TRY IT: Every line with the string "icon" must be copied from the entries below.
─── RECORDS TO PROCESS
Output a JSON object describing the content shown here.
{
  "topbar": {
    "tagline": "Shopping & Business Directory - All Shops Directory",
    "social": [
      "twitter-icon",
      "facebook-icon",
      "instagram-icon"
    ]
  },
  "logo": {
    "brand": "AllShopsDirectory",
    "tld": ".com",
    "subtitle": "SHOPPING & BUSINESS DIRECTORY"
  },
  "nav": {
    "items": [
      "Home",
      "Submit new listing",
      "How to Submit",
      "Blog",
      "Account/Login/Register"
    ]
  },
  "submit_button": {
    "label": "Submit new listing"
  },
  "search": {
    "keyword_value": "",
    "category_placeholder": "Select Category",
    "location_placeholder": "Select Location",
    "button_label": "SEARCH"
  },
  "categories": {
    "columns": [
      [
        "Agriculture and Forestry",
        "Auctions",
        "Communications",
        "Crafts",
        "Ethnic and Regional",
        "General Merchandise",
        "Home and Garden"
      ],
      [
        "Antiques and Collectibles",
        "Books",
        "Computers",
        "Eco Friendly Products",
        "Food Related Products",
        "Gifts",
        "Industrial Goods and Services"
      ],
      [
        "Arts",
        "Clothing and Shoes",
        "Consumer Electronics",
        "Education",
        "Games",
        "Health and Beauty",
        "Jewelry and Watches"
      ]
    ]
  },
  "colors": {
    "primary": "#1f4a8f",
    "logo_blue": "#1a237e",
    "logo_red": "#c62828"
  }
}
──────
EXERCISE RESPONSE:
      "twitter-icon",
      "facebook-icon",
      "instagram-icon"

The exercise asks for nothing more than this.